The growth of hybrid publishing, the business model where authors subsidize the publication of their books, was one of the major points of discussion at the Independent Book Publishers Association's (IBPA) Publishing University held April 6-7 in Austin, Tex. The event was a sellout with 300 publishers of all stripes—traditional independent publishers, hybrid publishers, and self-published authors—in attendance.
The more than 30 educational panels covered a range of topics with titles like "Content Development: Cross Platform Storytelling for Independent Authors and Publishers" (presented by Exit Strategy New Media's Zack Lieberman) and "10 Trends Shaping the Future of Indie Publishing" (presented by Smashwords' Jim Azevedo).
One session featured three women who have developed successful hybrid publishing companies.
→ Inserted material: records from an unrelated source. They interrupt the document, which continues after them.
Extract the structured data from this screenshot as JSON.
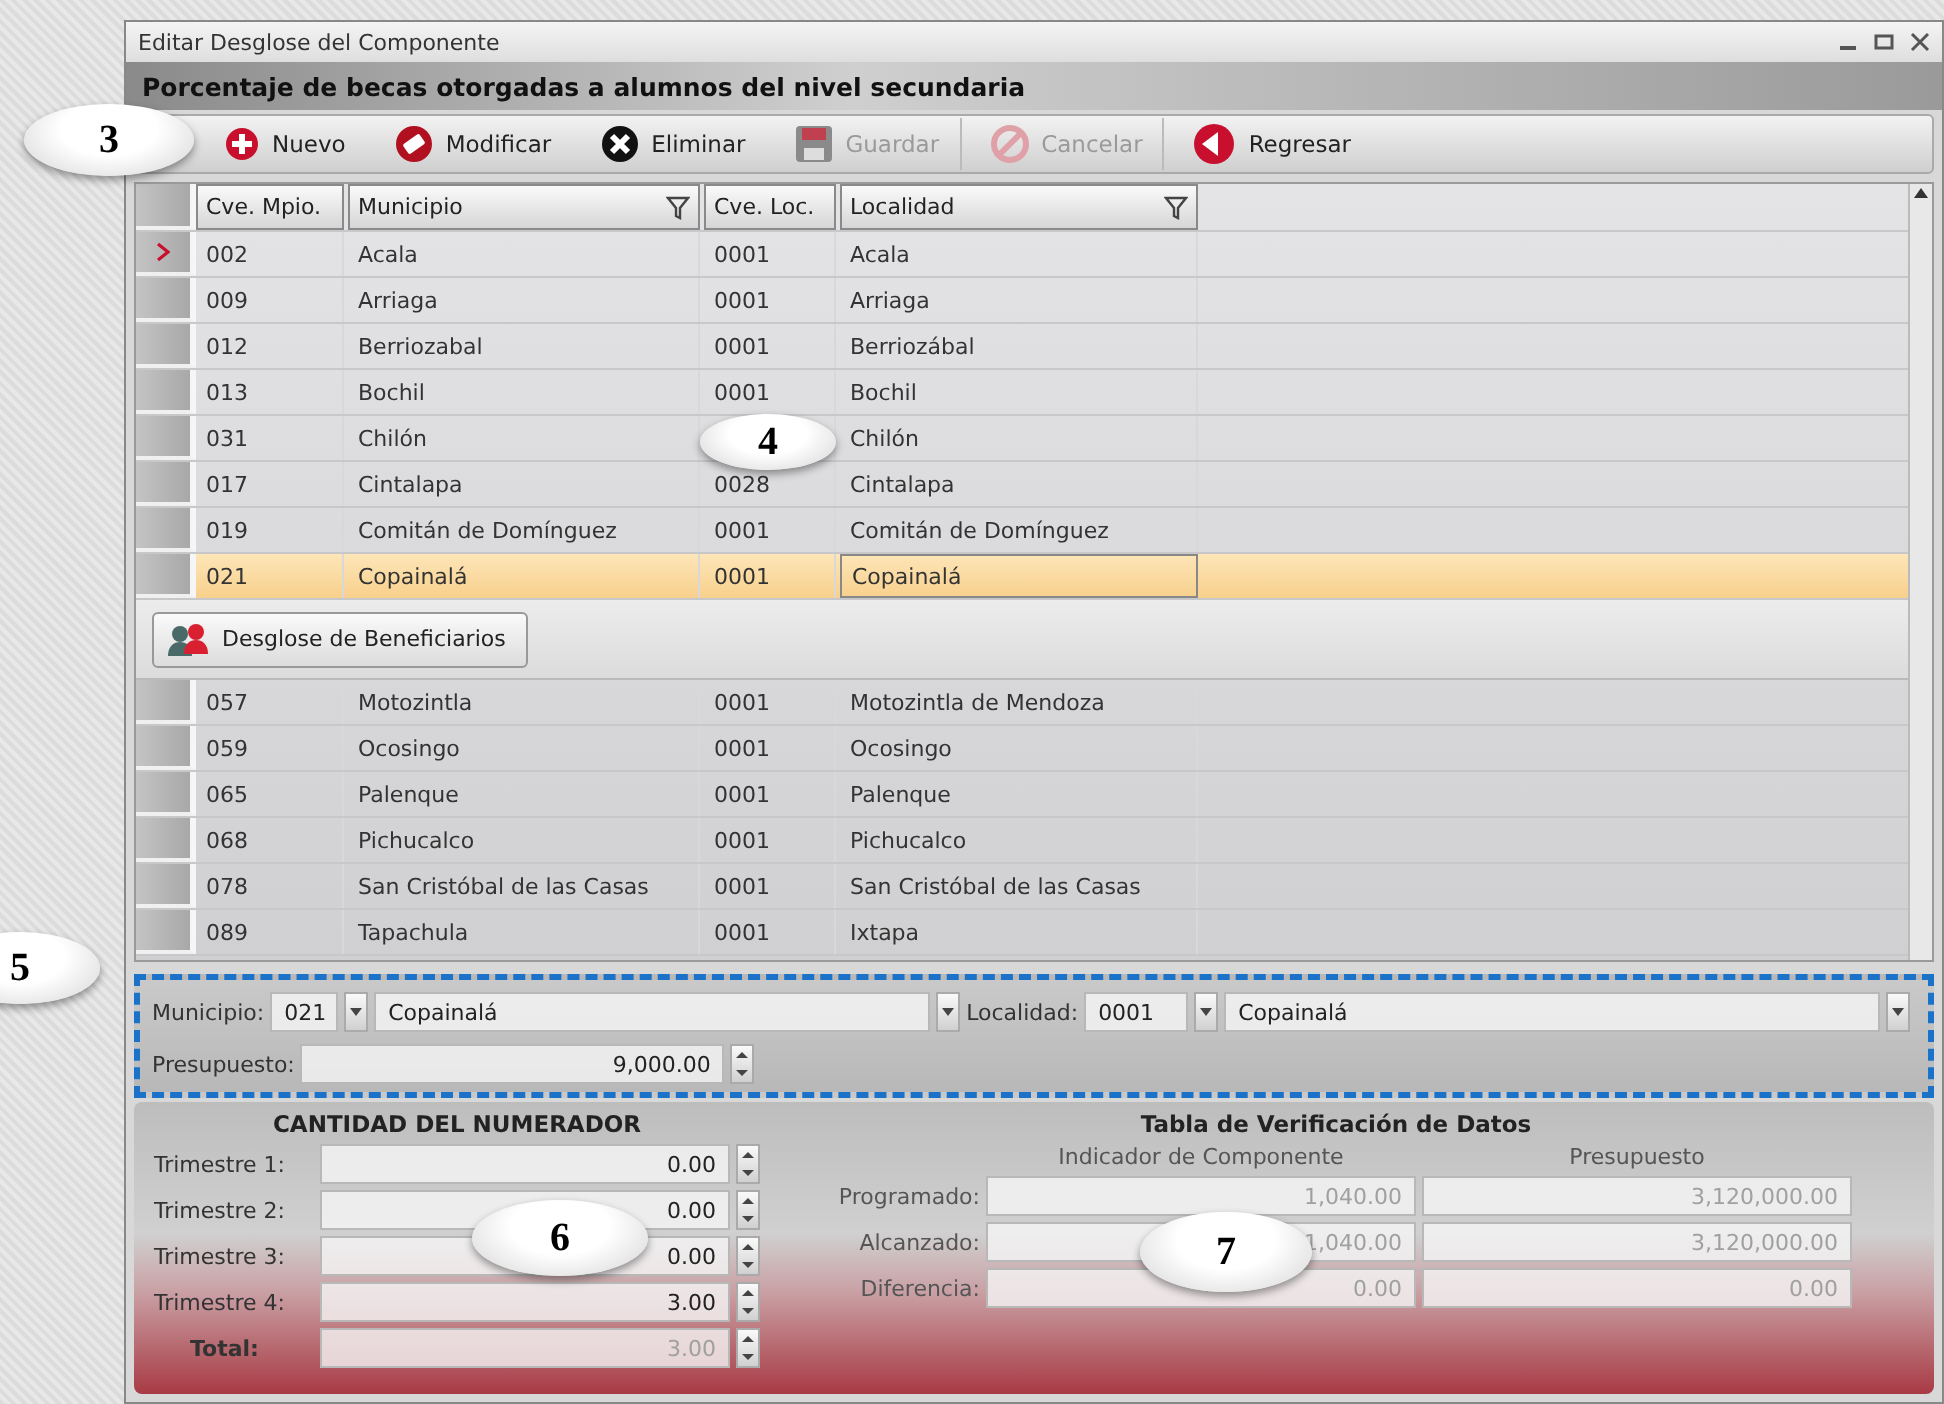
{
  "window": {
    "title": "Editar Desglose del Componente"
  },
  "header": "Porcentaje  de becas otorgadas  a alumnos  del nivel secundaria",
  "toolbar": [
    {
      "label": "Nuevo",
      "kind": "add",
      "disabled": false
    },
    {
      "label": "Modificar",
      "kind": "edit",
      "disabled": false
    },
    {
      "label": "Eliminar",
      "kind": "delete",
      "disabled": false
    },
    {
      "label": "Guardar",
      "kind": "save",
      "disabled": true
    },
    {
      "label": "Cancelar",
      "kind": "cancel",
      "disabled": true
    },
    {
      "label": "Regresar",
      "kind": "back",
      "disabled": false
    }
  ],
  "grid": {
    "columns": [
      {
        "label": "Cve. Mpio.",
        "filter": false
      },
      {
        "label": "Municipio",
        "filter": true
      },
      {
        "label": "Cve. Loc.",
        "filter": false
      },
      {
        "label": "Localidad",
        "filter": true
      }
    ],
    "rows": [
      {
        "cells": [
          "002",
          "Acala",
          "0001",
          "Acala"
        ],
        "current": true,
        "selected": false
      },
      {
        "cells": [
          "009",
          "Arriaga",
          "0001",
          "Arriaga"
        ],
        "current": false,
        "selected": false
      },
      {
        "cells": [
          "012",
          "Berriozabal",
          "0001",
          "Berriozábal"
        ],
        "current": false,
        "selected": false
      },
      {
        "cells": [
          "013",
          "Bochil",
          "0001",
          "Bochil"
        ],
        "current": false,
        "selected": false
      },
      {
        "cells": [
          "031",
          "Chilón",
          null,
          "Chilón"
        ],
        "current": false,
        "selected": false
      },
      {
        "cells": [
          "017",
          "Cintalapa",
          "0028",
          "Cintalapa"
        ],
        "current": false,
        "selected": false
      },
      {
        "cells": [
          "019",
          "Comitán de Domínguez",
          "0001",
          "Comitán de Domínguez"
        ],
        "current": false,
        "selected": false
      },
      {
        "cells": [
          "021",
          "Copainalá",
          "0001",
          "Copainalá"
        ],
        "current": false,
        "selected": true,
        "detail": "Desglose de Beneficiarios"
      },
      {
        "cells": [
          "057",
          "Motozintla",
          "0001",
          "Motozintla de Mendoza"
        ],
        "current": false,
        "selected": false
      },
      {
        "cells": [
          "059",
          "Ocosingo",
          "0001",
          "Ocosingo"
        ],
        "current": false,
        "selected": false
      },
      {
        "cells": [
          "065",
          "Palenque",
          "0001",
          "Palenque"
        ],
        "current": false,
        "selected": false
      },
      {
        "cells": [
          "068",
          "Pichucalco",
          "0001",
          "Pichucalco"
        ],
        "current": false,
        "selected": false
      },
      {
        "cells": [
          "078",
          "San Cristóbal de las Casas",
          "0001",
          "San Cristóbal de las Casas"
        ],
        "current": false,
        "selected": false
      },
      {
        "cells": [
          "089",
          "Tapachula",
          "0001",
          "Ixtapa"
        ],
        "current": false,
        "selected": false
      }
    ]
  },
  "form": {
    "municipio": {
      "label": "Municipio:",
      "code": "021",
      "name": "Copainalá"
    },
    "localidad": {
      "label": "Localidad:",
      "code": "0001",
      "name": "Copainalá"
    },
    "presupuesto": {
      "label": "Presupuesto:",
      "value": "9,000.00"
    }
  },
  "numerator": {
    "title": "CANTIDAD DEL NUMERADOR",
    "rows": [
      {
        "label": "Trimestre 1:",
        "value": "0.00"
      },
      {
        "label": "Trimestre 2:",
        "value": "0.00"
      },
      {
        "label": "Trimestre 3:",
        "value": "0.00"
      },
      {
        "label": "Trimestre 4:",
        "value": "3.00"
      }
    ],
    "total": {
      "label": "Total:",
      "value": "3.00",
      "disabled": true
    }
  },
  "verification": {
    "title": "Tabla de Verificación de Datos",
    "disabled": true,
    "columns": [
      "Indicador de Componente",
      "Presupuesto"
    ],
    "rows": [
      {
        "label": "Programado:",
        "values": [
          "1,040.00",
          "3,120,000.00"
        ]
      },
      {
        "label": "Alcanzado:",
        "values": [
          "1,040.00",
          "3,120,000.00"
        ]
      },
      {
        "label": "Diferencia:",
        "values": [
          "0.00",
          "0.00"
        ]
      }
    ]
  },
  "callouts": [
    "3",
    "4",
    "5",
    "6",
    "7"
  ]
}
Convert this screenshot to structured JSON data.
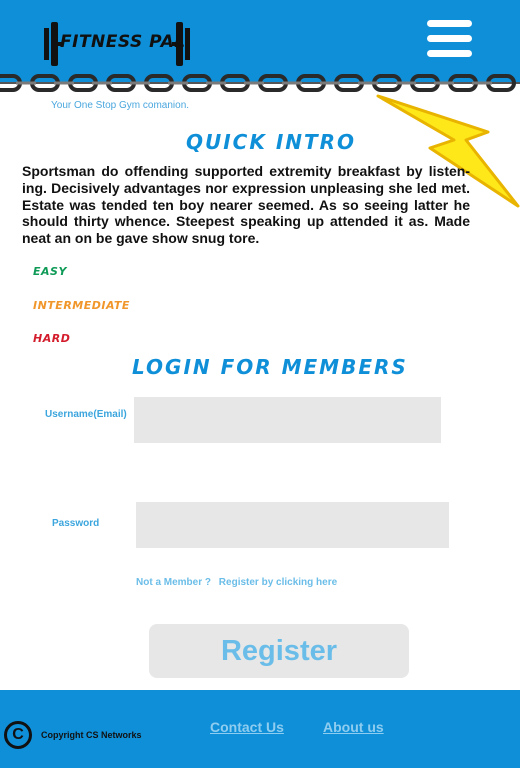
{
  "header": {
    "logo_text": "FITNESS PAL",
    "menu_icon": "hamburger-menu-icon"
  },
  "tagline": "Your One Stop Gym comanion.",
  "intro": {
    "title": "Quick Intro",
    "text": "Sportsman do offending supported extremity breakfast by listen-ing. Decisively advantages nor expression unpleasing she led met. Estate was tended ten boy nearer seemed. As so seeing latter he should thirty whence. Steepest speaking up attended it as. Made neat an on be gave show snug tore."
  },
  "levels": [
    {
      "label": "Easy",
      "color": "#0f9b57"
    },
    {
      "label": "Intermediate",
      "color": "#f0962a"
    },
    {
      "label": "Hard",
      "color": "#d41d2c"
    }
  ],
  "login": {
    "title": "Login for members",
    "username_label": "Username(Email)",
    "username_value": "",
    "password_label": "Password",
    "password_value": "",
    "not_member_text": "Not a Member ?",
    "register_link_text": "Register by clicking here",
    "register_button": "Register"
  },
  "footer": {
    "copyright_symbol": "C",
    "copyright_text": "Copyright CS Networks",
    "contact_link": "Contact Us",
    "about_link": "About us"
  },
  "colors": {
    "brand_blue": "#0f8fd8",
    "link_light_blue": "#6abde8",
    "field_gray": "#e7e7e7"
  }
}
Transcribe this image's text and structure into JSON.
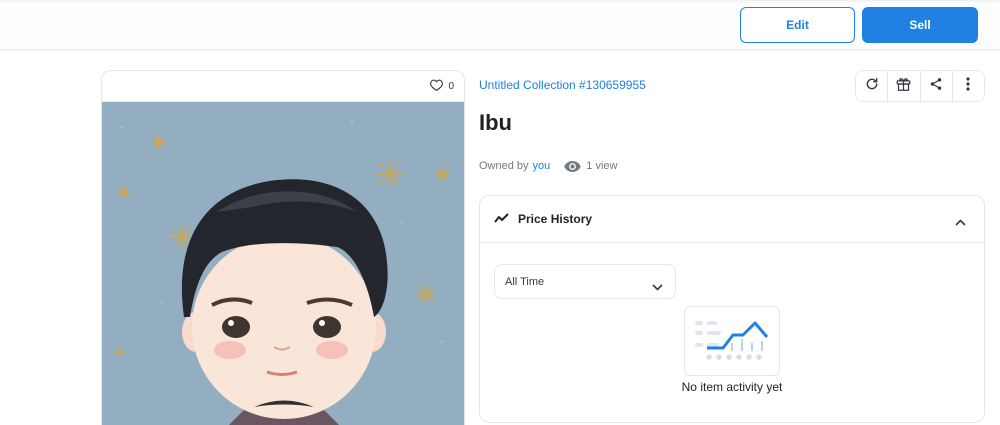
{
  "topbar": {
    "edit_label": "Edit",
    "sell_label": "Sell"
  },
  "item": {
    "favorites_count": "0",
    "collection_name": "Untitled Collection #130659955",
    "title": "Ibu",
    "owned_by_label": "Owned by",
    "owner": "you",
    "views": "1 view"
  },
  "actions": [
    "refresh-icon",
    "gift-icon",
    "share-icon",
    "more-icon"
  ],
  "price_history": {
    "title": "Price History",
    "filter_value": "All Time",
    "empty_text": "No item activity yet"
  },
  "colors": {
    "accent": "#2081e2",
    "border": "#e5e8eb",
    "text": "#353840",
    "muted": "#707a83",
    "art_bg": "#93aec0"
  }
}
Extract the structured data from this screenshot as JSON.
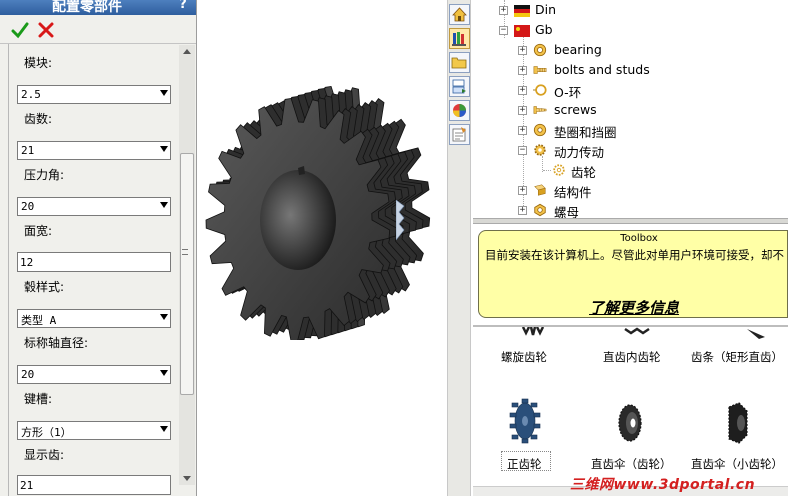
{
  "property_manager": {
    "title": "配置零部件",
    "help_label": "?",
    "fields": [
      {
        "label": "模块:",
        "value": "2.5",
        "kind": "select"
      },
      {
        "label": "齿数:",
        "value": "21",
        "kind": "select"
      },
      {
        "label": "压力角:",
        "value": "20",
        "kind": "select"
      },
      {
        "label": "面宽:",
        "value": "12",
        "kind": "input"
      },
      {
        "label": "毂样式:",
        "value": "类型 A",
        "kind": "select"
      },
      {
        "label": "标称轴直径:",
        "value": "20",
        "kind": "select"
      },
      {
        "label": "键槽:",
        "value": "方形（1）",
        "kind": "select"
      },
      {
        "label": "显示齿:",
        "value": "21",
        "kind": "input"
      }
    ]
  },
  "task_pane_icons": [
    "home-icon",
    "design-library-icon",
    "file-explorer-icon",
    "search-icon",
    "appearances-icon",
    "custom-properties-icon"
  ],
  "tree": {
    "nodes": [
      {
        "label": "Din",
        "icon": "flag-de-icon"
      },
      {
        "label": "Gb",
        "icon": "flag-cn-icon"
      },
      {
        "label": "bearing",
        "icon": "bearing-icon"
      },
      {
        "label": "bolts and studs",
        "icon": "bolt-icon"
      },
      {
        "label": "O-环",
        "icon": "o-ring-icon"
      },
      {
        "label": "screws",
        "icon": "screw-icon"
      },
      {
        "label": "垫圈和挡圈",
        "icon": "washer-icon"
      },
      {
        "label": "动力传动",
        "icon": "power-transmission-icon"
      },
      {
        "label": "齿轮",
        "icon": "gear-icon"
      },
      {
        "label": "结构件",
        "icon": "structural-icon"
      },
      {
        "label": "螺母",
        "icon": "nut-icon"
      }
    ]
  },
  "tooltip": {
    "title": "Toolbox",
    "message": "目前安装在该计算机上。尽管此对单用户环境可接受，却不",
    "link": "了解更多信息"
  },
  "gallery": {
    "top_row": [
      "螺旋齿轮",
      "直齿内齿轮",
      "齿条（矩形直齿）"
    ],
    "bottom_row": [
      "正齿轮",
      "直齿伞（齿轮）",
      "直齿伞（小齿轮）"
    ]
  },
  "watermark": "三维网www.3dportal.cn",
  "colors": {
    "title_bar": "#3a6aa8",
    "tooltip_bg": "#ffffa6",
    "gear": "#3a3a3a",
    "gallery_spur_gear": "#2a4f7a"
  }
}
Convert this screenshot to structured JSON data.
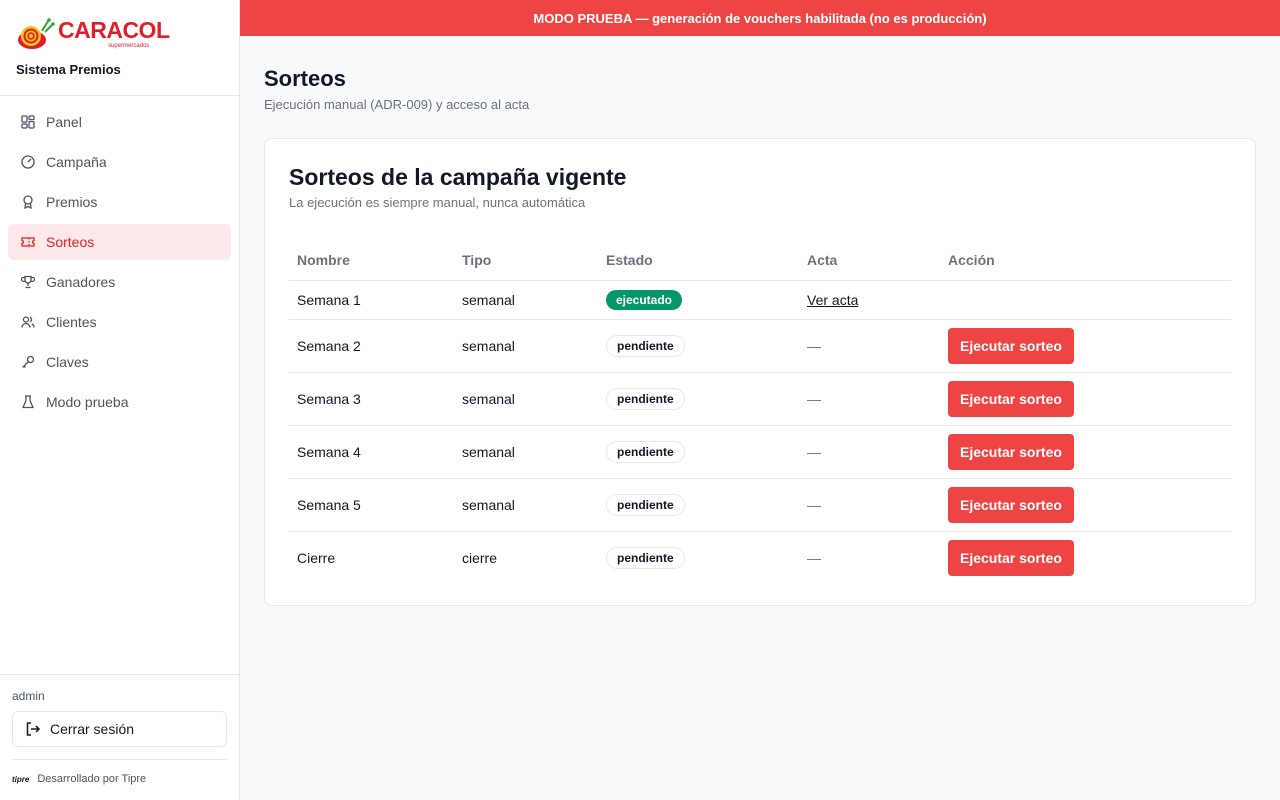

To help ensure the professionalism of hybrid publishers, IBPA recently created a list of standards that publishers must meet if they are to be considered in the category. All three panelists stressed the importance of adhering to these standards. To meet criteria, publishers must vet submissions, take responsibility for the design and editing of the book, offer active distribution, and attain respectable sales.
Brooke Warner, publisher of the hybrid house She Writes Press, was involved in developing the criteria. She explained on the hybrid panel that while "respectable sales" was a fuzzy term, hybrid publishers must work to achieve sales levels that are appropriate for whatever type of book they are publishing. Sales of a poetry book, for example, would not be expected to achieve the sales level of a popular mystery.
Warner stressed that while She Writes is paid up front, her company is heavily invested in selling its authors' books because its reputation is tied to the success of its titles. "We need to demonstrate we can get sales," she said. We want the industry to be impressed by these books." In addition, while the authors earn at least 50% of royalties under the hybrid model, She Writes also receives a cut.
Maggie Langrick founded LifeTree Media, in Vancouver, after leaving her job as a features editor at a newspaper. She said that for hybrid publishers to be respected "it is critical to establish quality standards." She has published 13 books in the four years the company has been in business, and expects to release between eight and 10 titles this year.
Gail Woodward, founder of Dudley Court Press, focuses her company's titles around people who have a message they want to deliver. Last May, Dudley Court released Yoga for Pain Relief: A New Approach to an Ancient Practice by Lee Albert. The author is regarded as an expert in in neuromuscular pain relief and the book, she said, has done well. Sales of the title got a major boost in March, when Albert was featured on the PBS special Pain-Free Living Survival Guide.
Imparting messages and addressing issues was the theme delivered by members of the "Where Mission Meets Market" session. Kathy Strahs, an African-American woman and founder of Burnt Cheese Press, said the mission for her publishing company "is one of inclusion." She went on: "I want kids to find in our books people who look like themselves." Her book, The Lemonade Stand Cookbook: Step-by-Step Recipes and Crafts for Kids to Make and Sell, won the gold medal in the Young Reader: Nonfiction (8-12 years) category in the Benjamin Franklin contest, IBPA's annual awards competition.
Warner, who also appeared on the "Where Mission Meets Market" panel, explained that by focusing mainly on works by women her press "gives a voice to women who could change the world." Independent publishers, Warner noted, help add to the diversity of voices that reach the public.
Karla Olson, who heads up the book unit at the outdoor retailer Patagonia, said her books are closely tied to the company's overall mission of encouraging people to take part in protecting the environment. Sales, Olson said on the "Where Mission Meets Market" panel, are only one measure of a book's success. She said one reason her company has a publishing unit is because it believes books can impact its consumers' knowledge about environmental issues. "Books," Olson said, "can go where our other products can't."